When I obtained the MSS. Volume referred to on pages 68 and 249 of “Irish Folk Music” through Nassau Massey, Cork, I was informed that some four or five similar volumes had been purchased for the Boston Library. These latter, it appears, reached Mr. Massey, and were disposed of before the volume I now possess came into his hands.
O’Neill’s letter is published in an article by Fox, “Concerning the William Elliott Hudson Collection of Irish Folk Songs” in which she describes her discovery of the five notebooks in the Boston Public Library, and also argues erroneously that the author is William E. Hudson.
Hudson transcribed the songs and melodies at a time of enthusiasm for collecting and preserving traditional music of Ireland. Edward Bunting’s published collections, beginning with the melodies he transcribed from the Belfast Harp Festival of 1792, inspired a number of others to engage in similar work.
While the manuscript notebooks are filled with the songs or melodies, his published sections on Irish music include also lengthy introductions to the songs. The February 1941 issue of The Citizen also includes an essay on the printing of Irish music.

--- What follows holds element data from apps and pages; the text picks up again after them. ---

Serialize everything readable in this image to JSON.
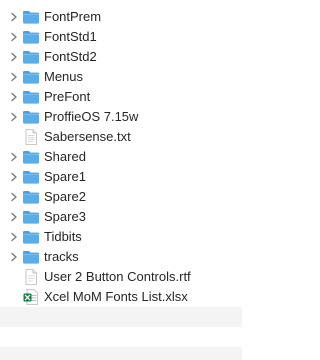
{
  "files": [
    {
      "name": "FontPrem",
      "kind": "folder",
      "expandable": true
    },
    {
      "name": "FontStd1",
      "kind": "folder",
      "expandable": true
    },
    {
      "name": "FontStd2",
      "kind": "folder",
      "expandable": true
    },
    {
      "name": "Menus",
      "kind": "folder",
      "expandable": true
    },
    {
      "name": "PreFont",
      "kind": "folder",
      "expandable": true
    },
    {
      "name": "ProffieOS 7.15w",
      "kind": "folder",
      "expandable": true
    },
    {
      "name": "Sabersense.txt",
      "kind": "text-file",
      "expandable": false
    },
    {
      "name": "Shared",
      "kind": "folder",
      "expandable": true
    },
    {
      "name": "Spare1",
      "kind": "folder",
      "expandable": true
    },
    {
      "name": "Spare2",
      "kind": "folder",
      "expandable": true
    },
    {
      "name": "Spare3",
      "kind": "folder",
      "expandable": true
    },
    {
      "name": "Tidbits",
      "kind": "folder",
      "expandable": true
    },
    {
      "name": "tracks",
      "kind": "folder",
      "expandable": true
    },
    {
      "name": "User 2 Button Controls.rtf",
      "kind": "rtf-file",
      "expandable": false
    },
    {
      "name": "Xcel MoM Fonts List.xlsx",
      "kind": "excel-file",
      "expandable": false
    }
  ],
  "colors": {
    "folder": "#5aaee8",
    "folder_tab": "#4a9fe0",
    "chevron": "#7a7a7a",
    "excel": "#1e7a45",
    "row_stripe": "#f4f4f5"
  }
}
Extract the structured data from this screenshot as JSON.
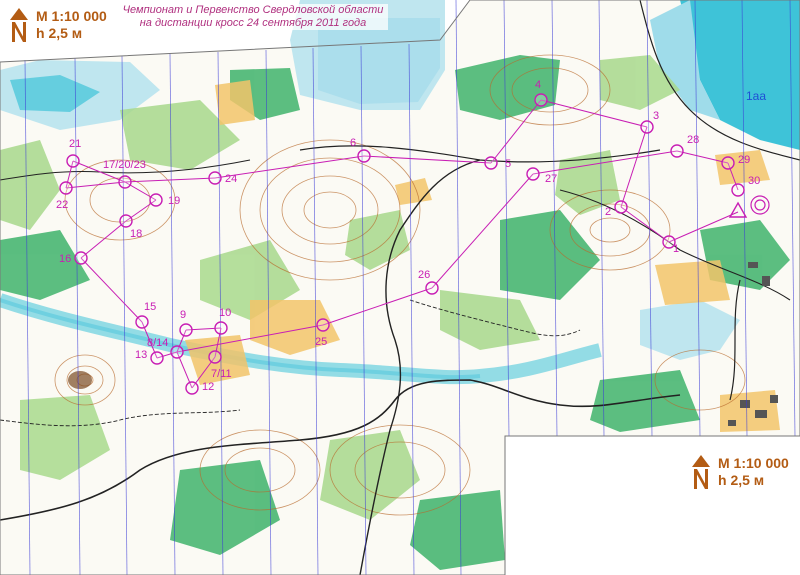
{
  "title": {
    "line1": "Чемпионат и Первенство Свердловской области",
    "line2": "на дистанции кросс 24 сентября 2011 года"
  },
  "scale_top": {
    "scale": "M 1:10 000",
    "contour": "h 2,5 м",
    "icon": "north-arrow-icon"
  },
  "scale_bottom": {
    "scale": "M 1:10 000",
    "contour": "h 2,5 м",
    "icon": "north-arrow-icon"
  },
  "map_label": "1aa",
  "controls": [
    {
      "label": "1"
    },
    {
      "label": "2"
    },
    {
      "label": "3"
    },
    {
      "label": "4"
    },
    {
      "label": "5"
    },
    {
      "label": "6"
    },
    {
      "label": "7/11"
    },
    {
      "label": "8/14"
    },
    {
      "label": "9"
    },
    {
      "label": "10"
    },
    {
      "label": "12"
    },
    {
      "label": "13"
    },
    {
      "label": "15"
    },
    {
      "label": "16"
    },
    {
      "label": "17/20/23"
    },
    {
      "label": "18"
    },
    {
      "label": "19"
    },
    {
      "label": "21"
    },
    {
      "label": "22"
    },
    {
      "label": "24"
    },
    {
      "label": "25"
    },
    {
      "label": "26"
    },
    {
      "label": "27"
    },
    {
      "label": "28"
    },
    {
      "label": "29"
    },
    {
      "label": "30"
    }
  ],
  "colors": {
    "course": "#c81eb4",
    "water": "#bfe6ef",
    "lake": "#3ec3d8",
    "forest_green": "#3fb36b",
    "light_green": "#a8d98c",
    "open_yellow": "#f2c46a",
    "contour": "#b86a2c",
    "north_lines": "#3b3bd6",
    "scale_text": "#b35c14"
  }
}
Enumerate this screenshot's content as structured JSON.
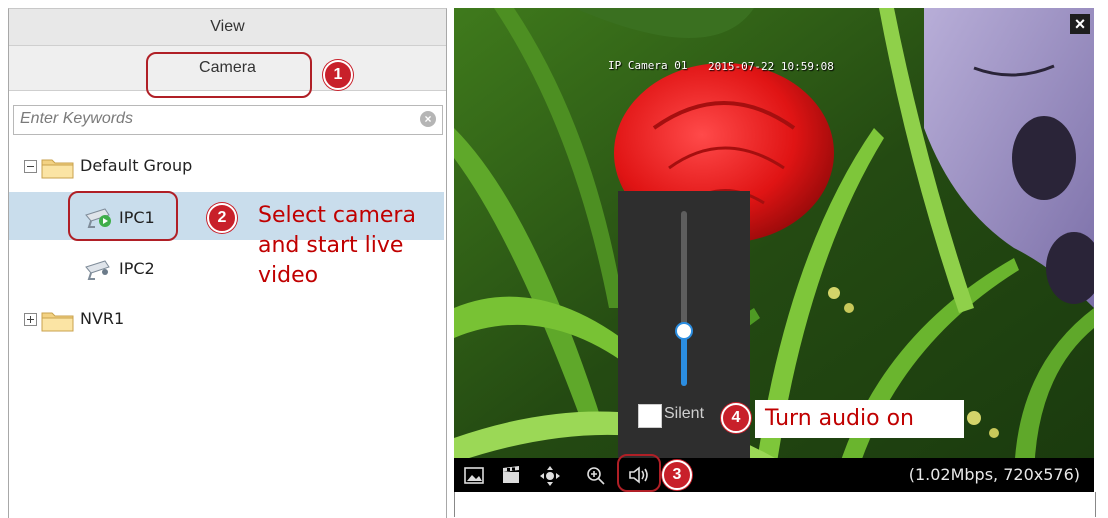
{
  "panel": {
    "view_tab": "View",
    "camera_tab": "Camera",
    "search_placeholder": "Enter Keywords"
  },
  "tree": {
    "default_group": "Default Group",
    "ipc1": "IPC1",
    "ipc2": "IPC2",
    "nvr1": "NVR1"
  },
  "video": {
    "osd_camera": "IP Camera 01",
    "osd_time": "2015-07-22 10:59:08",
    "silent_label": "Silent",
    "volume_level": 0.35,
    "status": "(1.02Mbps, 720x576)"
  },
  "callouts": {
    "n1": "1",
    "n2": "2",
    "n3": "3",
    "n4": "4",
    "step2_text": "Select camera and start live video",
    "step4_text": "Turn audio on"
  },
  "colors": {
    "callout_red": "#c8202a",
    "selected_row": "#c9ddec",
    "slider_blue": "#2b8de0"
  },
  "icons": [
    "close-icon",
    "snapshot-icon",
    "record-icon",
    "ptz-icon",
    "zoom-icon",
    "speaker-icon",
    "folder-icon",
    "camera-icon",
    "clear-icon"
  ]
}
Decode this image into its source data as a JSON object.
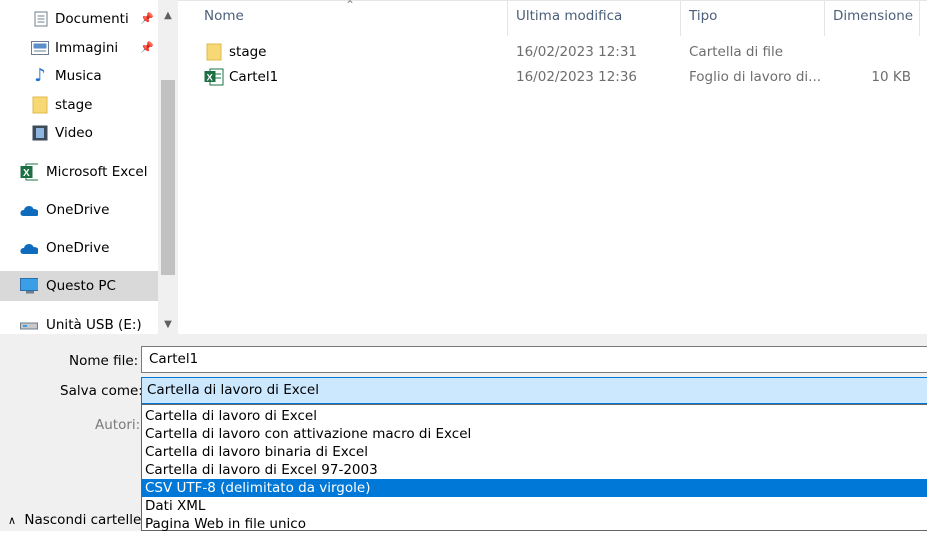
{
  "sidebar": {
    "items": [
      {
        "label": "Documenti",
        "icon": "document-icon"
      },
      {
        "label": "Immagini",
        "icon": "pictures-icon"
      },
      {
        "label": "Musica",
        "icon": "music-icon"
      },
      {
        "label": "stage",
        "icon": "folder-icon"
      },
      {
        "label": "Video",
        "icon": "video-icon"
      },
      {
        "label": "Microsoft Excel",
        "icon": "excel-icon"
      },
      {
        "label": "OneDrive",
        "icon": "onedrive-icon"
      },
      {
        "label": "OneDrive",
        "icon": "onedrive-icon"
      },
      {
        "label": "Questo PC",
        "icon": "computer-icon"
      },
      {
        "label": "Unità USB (E:)",
        "icon": "usb-drive-icon"
      }
    ]
  },
  "columns": {
    "name": "Nome",
    "modified": "Ultima modifica",
    "type": "Tipo",
    "size": "Dimensione"
  },
  "files": [
    {
      "name": "stage",
      "modified": "16/02/2023 12:31",
      "type": "Cartella di file",
      "size": ""
    },
    {
      "name": "Cartel1",
      "modified": "16/02/2023 12:36",
      "type": "Foglio di lavoro di...",
      "size": "10 KB"
    }
  ],
  "form": {
    "filename_label": "Nome file:",
    "filename_value": "Cartel1",
    "saveas_label": "Salva come:",
    "saveas_value": "Cartella di lavoro di Excel",
    "authors_label": "Autori:"
  },
  "saveas_options": [
    "Cartella di lavoro di Excel",
    "Cartella di lavoro con attivazione macro di Excel",
    "Cartella di lavoro binaria di Excel",
    "Cartella di lavoro di Excel 97-2003",
    "CSV UTF-8 (delimitato da virgole)",
    "Dati XML",
    "Pagina Web in file unico"
  ],
  "selected_option": "CSV UTF-8 (delimitato da virgole)",
  "hide_folders_label": "Nascondi cartelle",
  "colors": {
    "accent": "#0078d7",
    "selection_bg": "#cce8ff",
    "header_text": "#4c607a"
  }
}
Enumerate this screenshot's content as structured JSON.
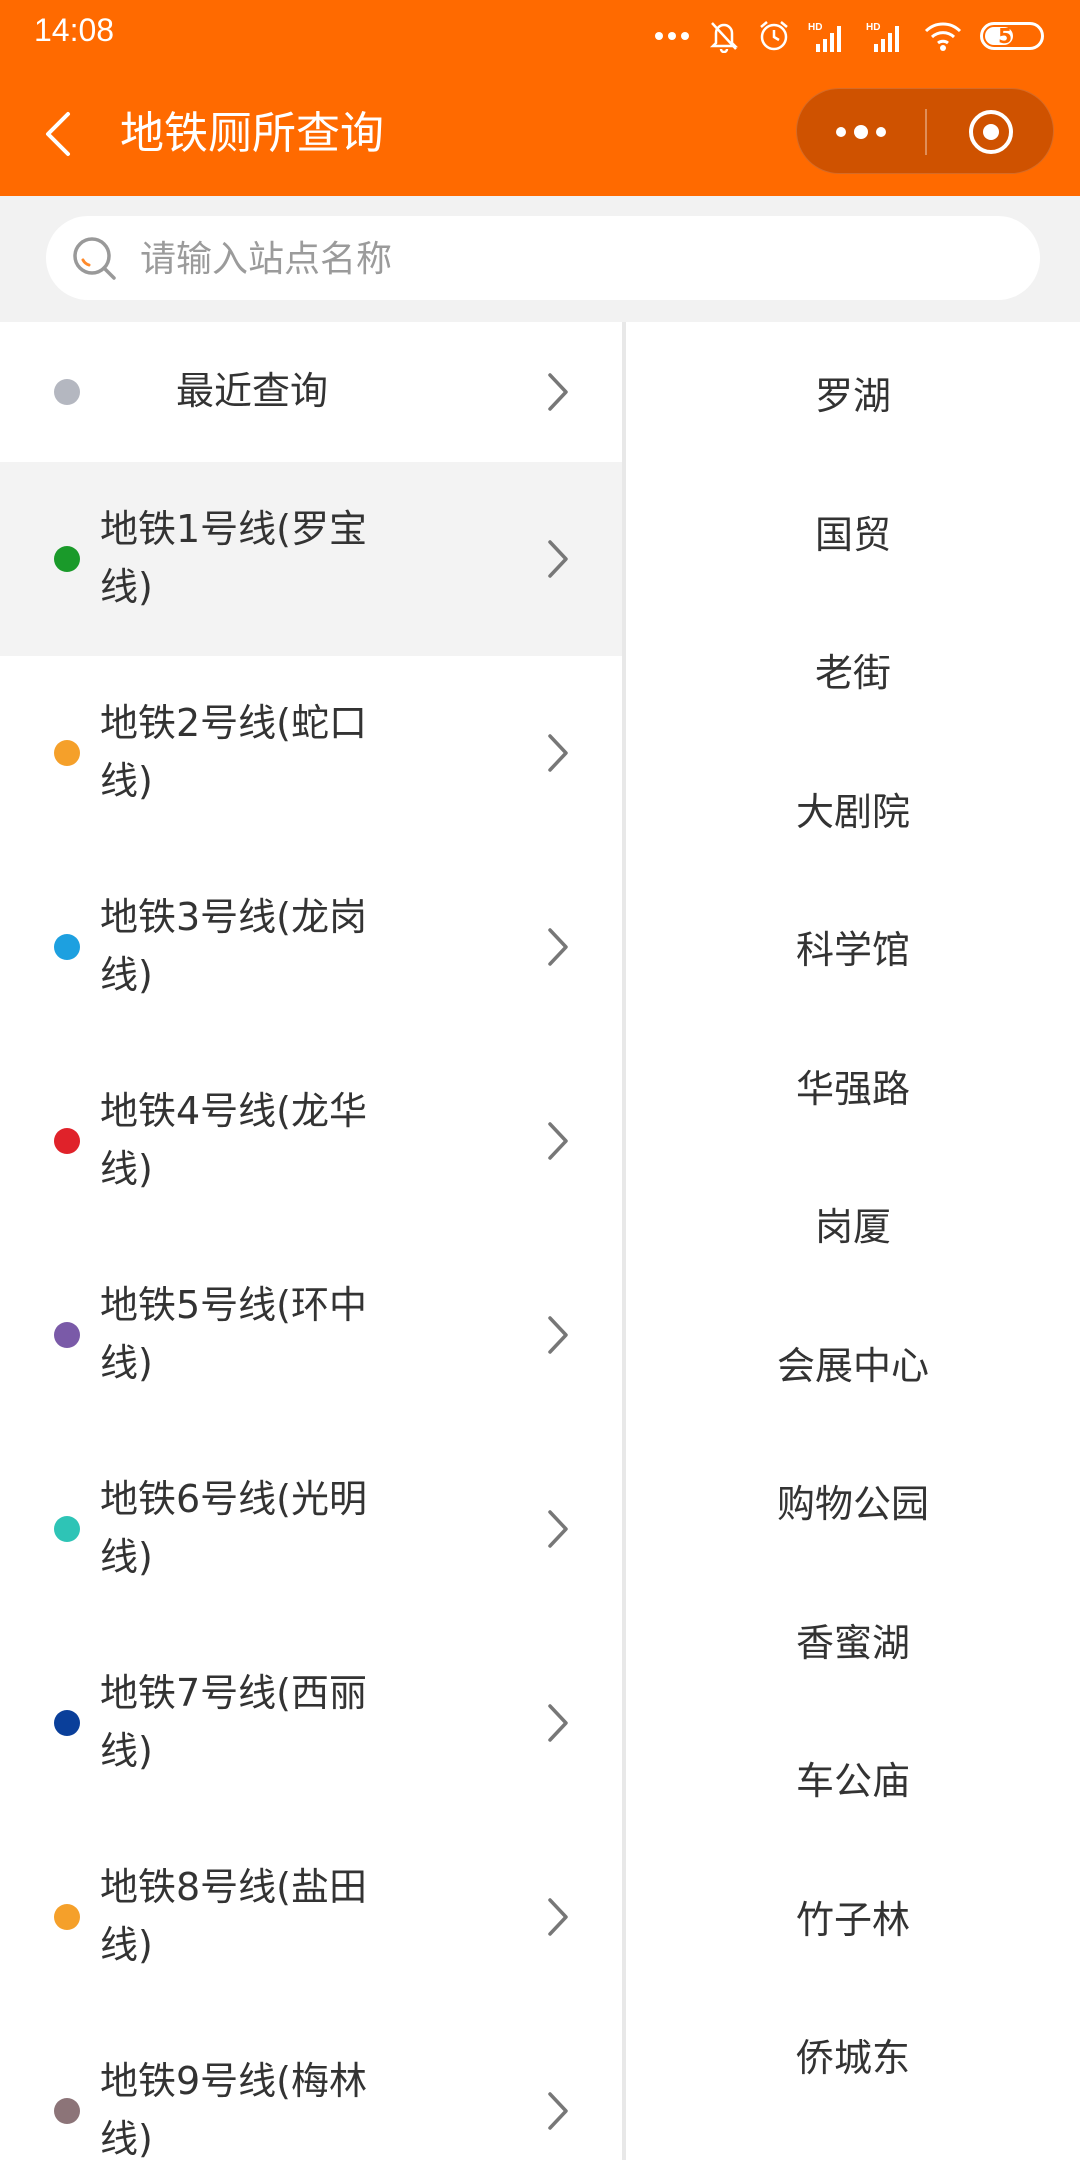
{
  "status_bar": {
    "time": "14:08",
    "battery": "52",
    "battery_level": 0.52
  },
  "nav": {
    "title": "地铁厕所查询"
  },
  "search": {
    "placeholder": "请输入站点名称"
  },
  "lines": [
    {
      "label": "最近查询",
      "color": "#b4b7c0",
      "recent": true
    },
    {
      "label": "地铁1号线(罗宝线)",
      "color": "#1a9a2a",
      "active": true
    },
    {
      "label": "地铁2号线(蛇口线)",
      "color": "#f5a02a"
    },
    {
      "label": "地铁3号线(龙岗线)",
      "color": "#1da0e0"
    },
    {
      "label": "地铁4号线(龙华线)",
      "color": "#e0222a"
    },
    {
      "label": "地铁5号线(环中线)",
      "color": "#7a5aa8"
    },
    {
      "label": "地铁6号线(光明线)",
      "color": "#2ec4b6"
    },
    {
      "label": "地铁7号线(西丽线)",
      "color": "#0a3f9a"
    },
    {
      "label": "地铁8号线(盐田线)",
      "color": "#f5a02a"
    },
    {
      "label": "地铁9号线(梅林线)",
      "color": "#8c7478"
    }
  ],
  "stations": [
    "罗湖",
    "国贸",
    "老街",
    "大剧院",
    "科学馆",
    "华强路",
    "岗厦",
    "会展中心",
    "购物公园",
    "香蜜湖",
    "车公庙",
    "竹子林",
    "侨城东"
  ],
  "colors": {
    "brand": "#ff6a00",
    "capsule": "#cf5200"
  }
}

In our present number we again present our readers with three Irish airs. In the mechanical departments of the work, we are but experimenting. The neglect of every matter of art in Ireland has hitherto been so great, that we have had to cope with difficulties, which few, possibly , of our readers, are prepared to appreciate. The metals to be graven, — the tools to be employed,– the inks to be used, are all in a state of imperfection. The result is, and it has been the case for years, that those requiring any musical work of nicety to be executed, go, or send to London for it; and thus, even in Bunting’s last beautiful work, in the bringing out of which so much notationality has been tastefully displayed, the reader will find the last page deformed with the announcement, “London, engraved by H. T. Skarratt, 5, Eyre-street, Hatton-garden.” One hundred and thirteen plates for an irish work, especially national, engraved in London!
The Citizen or Dublin Monthly Magazine XVI, no. III, February 1841. P. 134
Hudson assigned Irish language titles along with English titles to most of his tunes. Examples are “Fuaim na dTonn” / “The Sound of the Waves” and “An Deoruide Tuirseach” / “The Weary Wanderer”.
Hudson’s series of notebooks of music manuscripts is divided across three libraries: one in the National Library of Ireland, five in the Boston Public Library, and one here in Notre Dame’s Special Collections.
Our notebook has been digitized may be viewed online, and digital copies of those at the Boston Public Library are available in the Internet Archive: